● **WORK INSTRUCTIONS**
The result should be an exact copy of only the lines from the one with "Transcribe this image's" through the last line of the data below, with pictures omitted.

• • • • •

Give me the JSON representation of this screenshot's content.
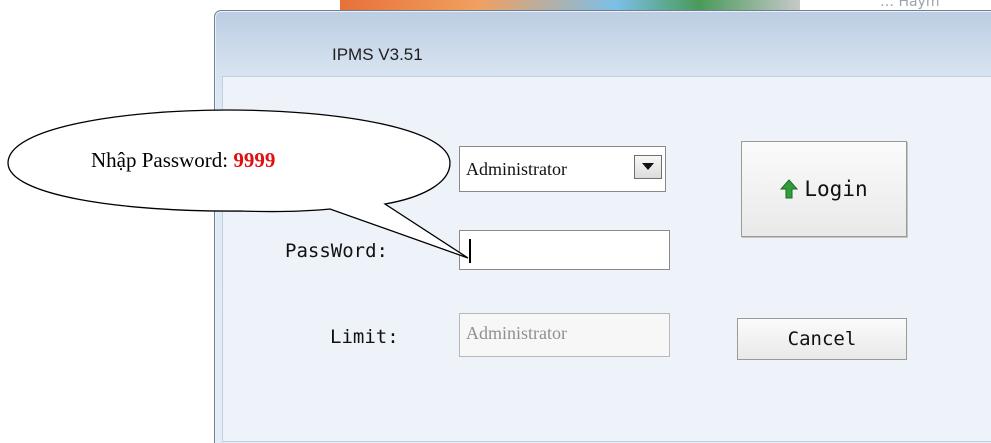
{
  "window": {
    "title": "IPMS V3.51"
  },
  "background": {
    "partial_text": "… Haym"
  },
  "form": {
    "user_select_value": "Administrator",
    "password_label": "PassWord:",
    "password_value": "",
    "limit_label": "Limit:",
    "limit_value": "Administrator"
  },
  "buttons": {
    "login_label": "Login",
    "cancel_label": "Cancel"
  },
  "callout": {
    "prefix": "Nhập Password: ",
    "value": "9999"
  },
  "colors": {
    "callout_highlight": "#e01010",
    "login_icon": "#2f9e3a"
  },
  "icons": {
    "login": "up-arrow-icon",
    "dropdown": "chevron-down-icon"
  }
}
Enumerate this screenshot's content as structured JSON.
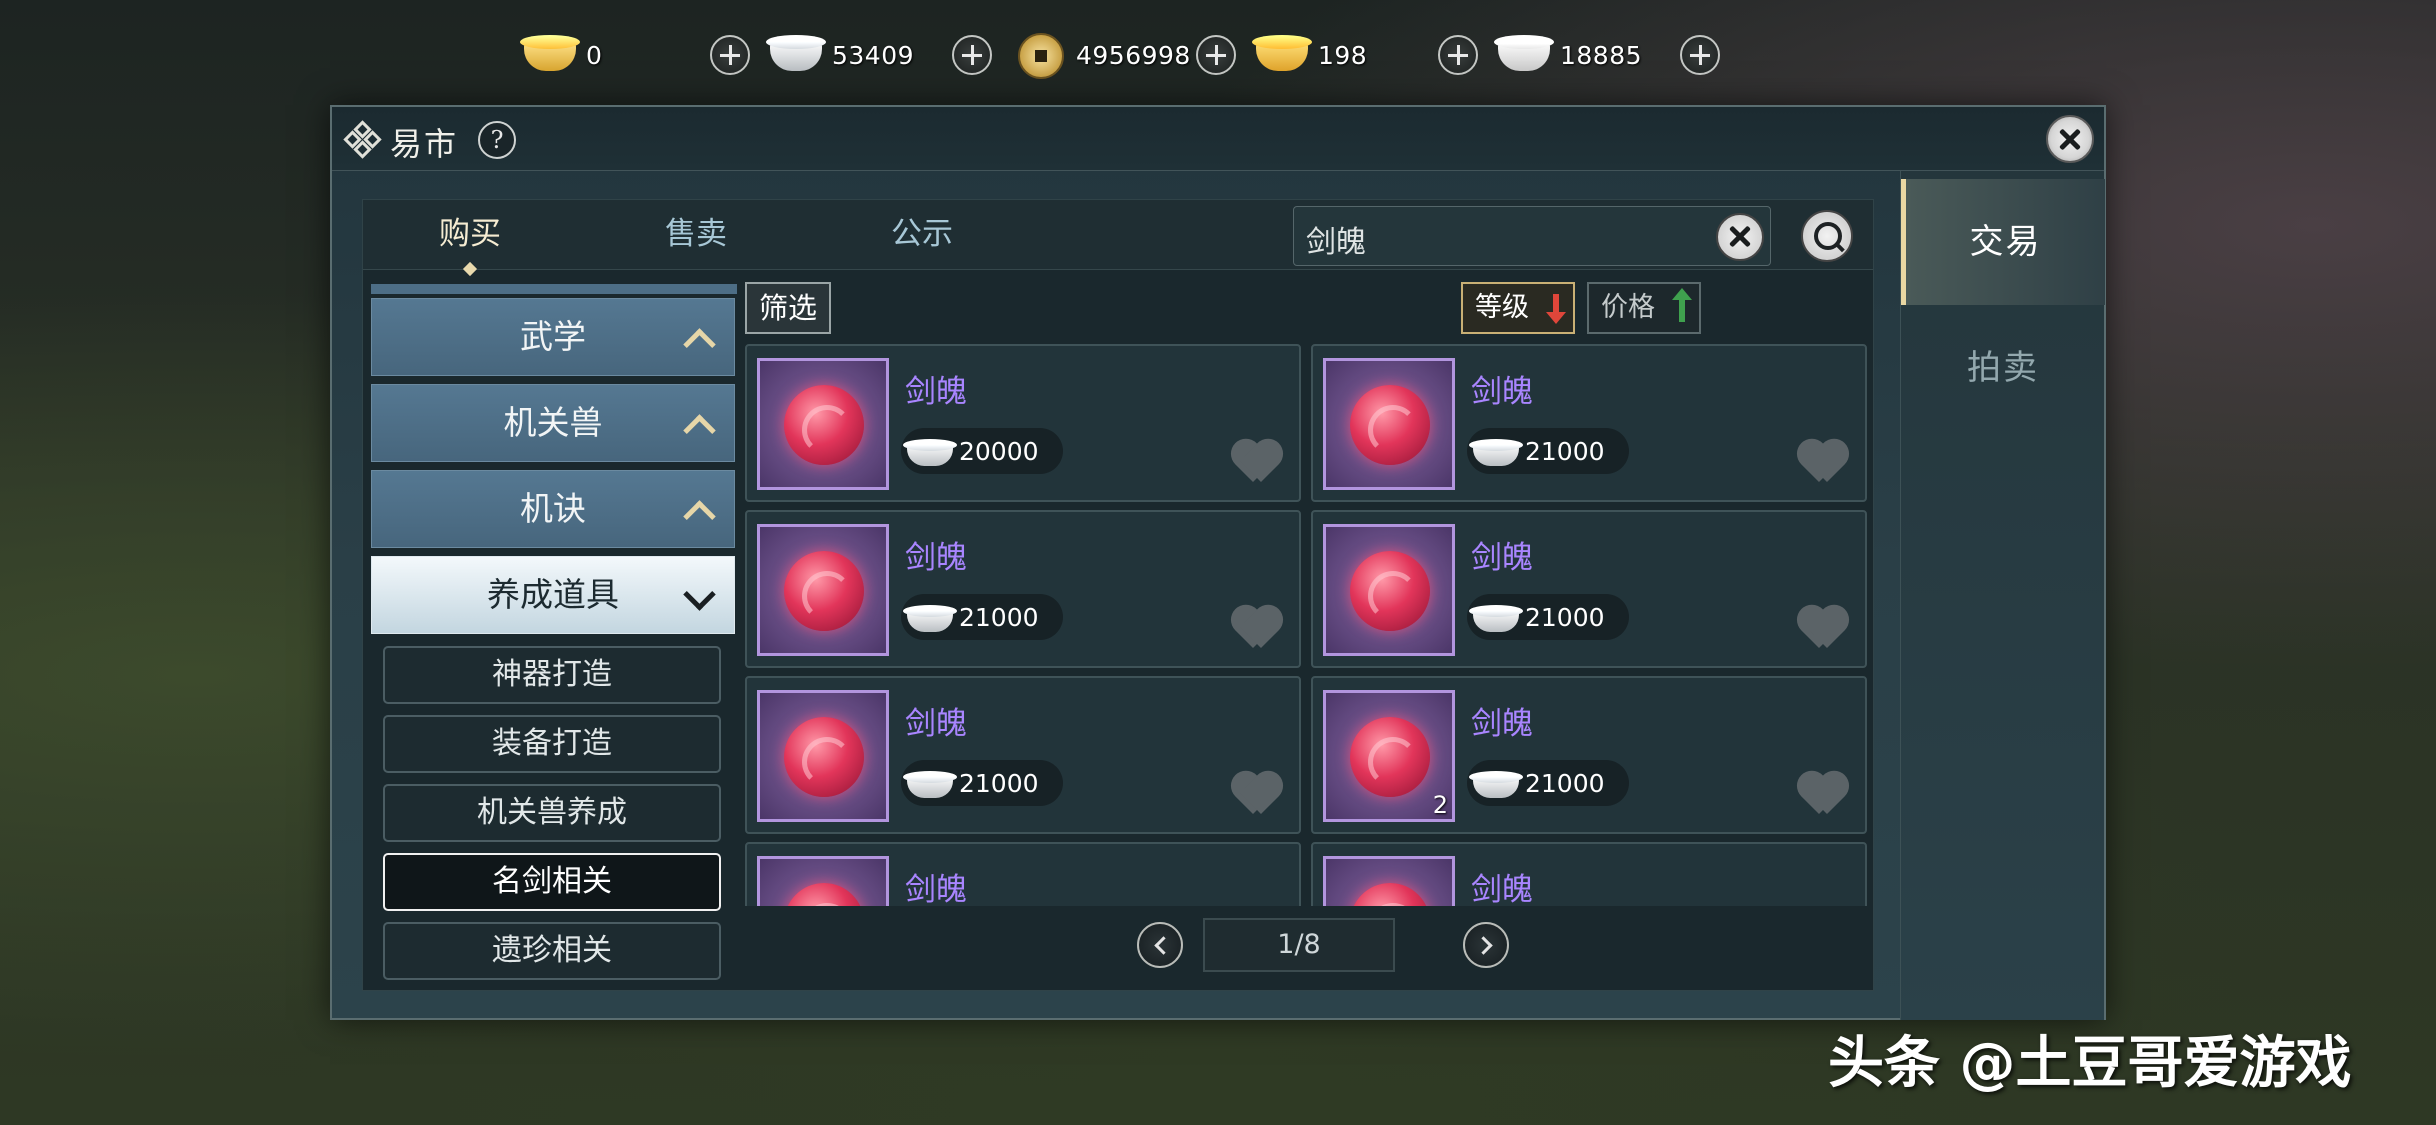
{
  "currencies": [
    {
      "icon": "gold-ingot-icon",
      "value": "0"
    },
    {
      "icon": "silver-ingot-icon",
      "value": "53409"
    },
    {
      "icon": "copper-coin-icon",
      "value": "4956998"
    },
    {
      "icon": "gold-shard-icon",
      "value": "198"
    },
    {
      "icon": "silver-shard-icon",
      "value": "18885"
    }
  ],
  "window": {
    "title": "易市",
    "help_label": "?"
  },
  "side_tabs": [
    "交易",
    "拍卖"
  ],
  "top_tabs": [
    "购买",
    "售卖",
    "公示"
  ],
  "search": {
    "value": "剑魄"
  },
  "categories": [
    {
      "label": "武学"
    },
    {
      "label": "机关兽"
    },
    {
      "label": "机诀"
    },
    {
      "label": "养成道具"
    }
  ],
  "subcategories": [
    "神器打造",
    "装备打造",
    "机关兽养成",
    "名剑相关",
    "遗珍相关"
  ],
  "active_subcategory": "名剑相关",
  "filter_label": "筛选",
  "sort": {
    "level_label": "等级",
    "price_label": "价格"
  },
  "items": [
    {
      "name": "剑魄",
      "price": "20000",
      "qty": ""
    },
    {
      "name": "剑魄",
      "price": "21000",
      "qty": ""
    },
    {
      "name": "剑魄",
      "price": "21000",
      "qty": ""
    },
    {
      "name": "剑魄",
      "price": "21000",
      "qty": ""
    },
    {
      "name": "剑魄",
      "price": "21000",
      "qty": ""
    },
    {
      "name": "剑魄",
      "price": "21000",
      "qty": "2"
    },
    {
      "name": "剑魄",
      "price": "",
      "qty": ""
    },
    {
      "name": "剑魄",
      "price": "",
      "qty": ""
    }
  ],
  "pagination": {
    "label": "1/8"
  },
  "watermark": "头条 @土豆哥爱游戏",
  "colors": {
    "accent_gold": "#e9d7a2",
    "item_name": "#a985ff",
    "sort_down": "#e0463a",
    "sort_up": "#3fa14e"
  }
}
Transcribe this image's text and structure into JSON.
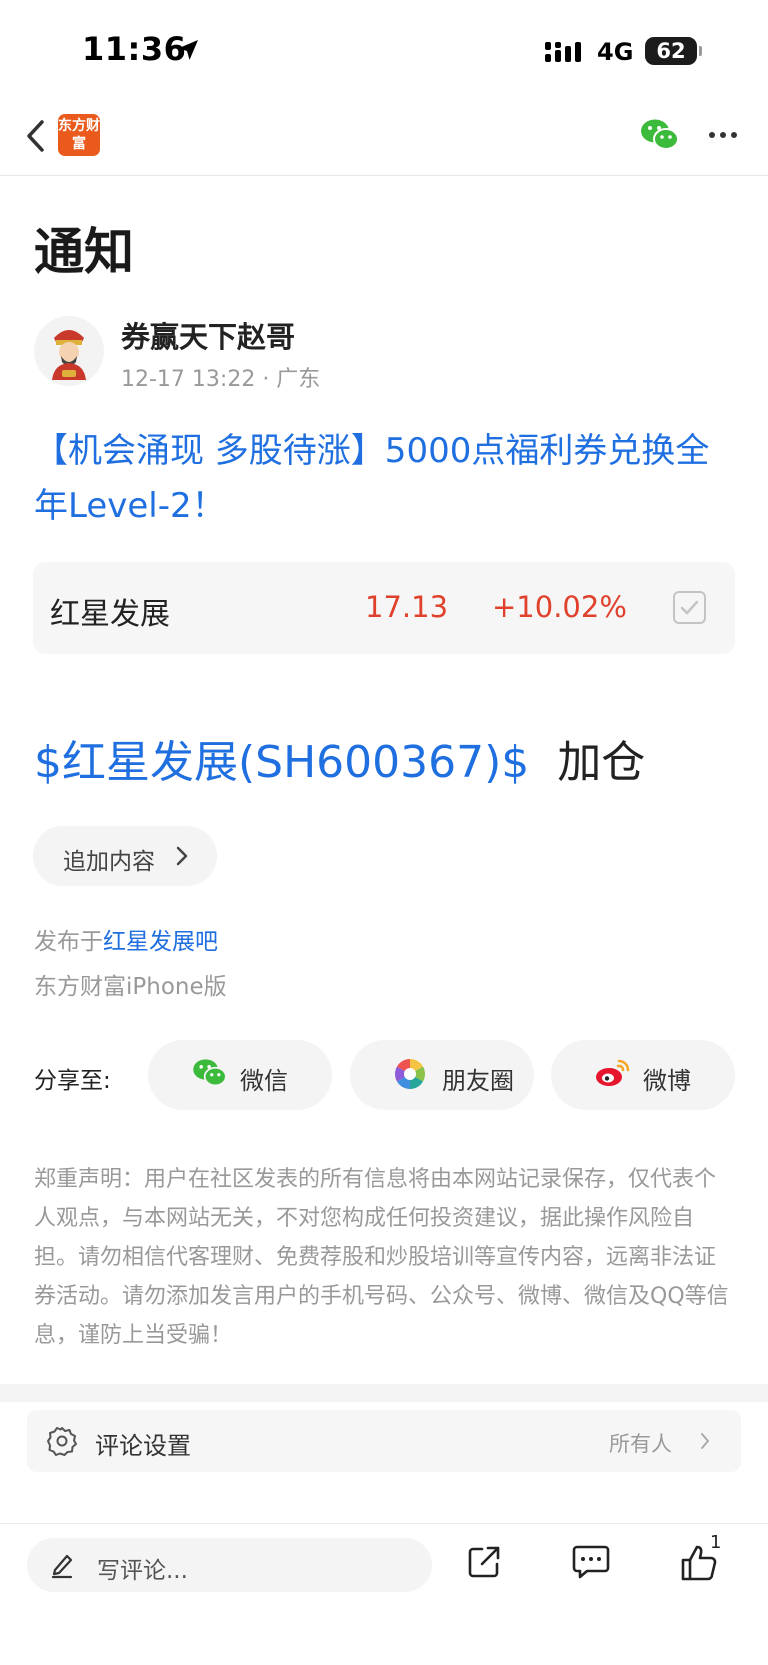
{
  "status_bar": {
    "time": "11:36",
    "network": "4G",
    "battery": "62"
  },
  "nav": {
    "app_logo_text": "东方财富"
  },
  "page_title": "通知",
  "post": {
    "author": "券赢天下赵哥",
    "meta": "12-17 13:22  · 广东",
    "headline": "【机会涌现 多股待涨】5000点福利券兑换全年Level-2！"
  },
  "stock_card": {
    "name": "红星发展",
    "price": "17.13",
    "change": "+10.02%"
  },
  "stock_line": {
    "link": "$红星发展(SH600367)$",
    "action": "加仓"
  },
  "append_label": "追加内容",
  "posted_in": {
    "prefix": "发布于",
    "bar_name": "红星发展吧"
  },
  "platform": "东方财富iPhone版",
  "share": {
    "label": "分享至:",
    "options": [
      {
        "label": "微信",
        "icon": "wechat-icon"
      },
      {
        "label": "朋友圈",
        "icon": "moments-icon"
      },
      {
        "label": "微博",
        "icon": "weibo-icon"
      }
    ]
  },
  "disclaimer": "郑重声明：用户在社区发表的所有信息将由本网站记录保存，仅代表个人观点，与本网站无关，不对您构成任何投资建议，据此操作风险自担。请勿相信代客理财、免费荐股和炒股培训等宣传内容，远离非法证券活动。请勿添加发言用户的手机号码、公众号、微博、微信及QQ等信息，谨防上当受骗！",
  "comment_setting": {
    "label": "评论设置",
    "value": "所有人"
  },
  "bottom_bar": {
    "placeholder": "写评论...",
    "like_count": "1"
  },
  "colors": {
    "link_blue": "#1f6fe0",
    "rise_red": "#e0412c",
    "brand_orange": "#ea5a1c"
  }
}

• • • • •

● **WRITTEN SOLUTION**
Transcribe this image's text and structure into JSON.
{
  "status_bar": {
    "time": "11:36",
    "network": "4G",
    "battery": "62"
  },
  "nav": {
    "app_logo_text": "东方财富"
  },
  "page_title": "通知",
  "post": {
    "author": "券赢天下赵哥",
    "meta": "12-17 13:22  · 广东",
    "headline": "【机会涌现 多股待涨】5000点福利券兑换全年Level-2！"
  },
  "stock_card": {
    "name": "红星发展",
    "price": "17.13",
    "change": "+10.02%"
  },
  "stock_line": {
    "link": "$红星发展(SH600367)$",
    "action": "加仓"
  },
  "append_label": "追加内容",
  "posted_in": {
    "prefix": "发布于",
    "bar_name": "红星发展吧"
  },
  "platform": "东方财富iPhone版",
  "share": {
    "label": "分享至:",
    "options": [
      {
        "label": "微信",
        "icon": "wechat-icon"
      },
      {
        "label": "朋友圈",
        "icon": "moments-icon"
      },
      {
        "label": "微博",
        "icon": "weibo-icon"
      }
    ]
  },
  "disclaimer": "郑重声明：用户在社区发表的所有信息将由本网站记录保存，仅代表个人观点，与本网站无关，不对您构成任何投资建议，据此操作风险自担。请勿相信代客理财、免费荐股和炒股培训等宣传内容，远离非法证券活动。请勿添加发言用户的手机号码、公众号、微博、微信及QQ等信息，谨防上当受骗！",
  "comment_setting": {
    "label": "评论设置",
    "value": "所有人"
  },
  "bottom_bar": {
    "placeholder": "写评论...",
    "like_count": "1"
  },
  "colors": {
    "link_blue": "#1f6fe0",
    "rise_red": "#e0412c",
    "brand_orange": "#ea5a1c"
  }
}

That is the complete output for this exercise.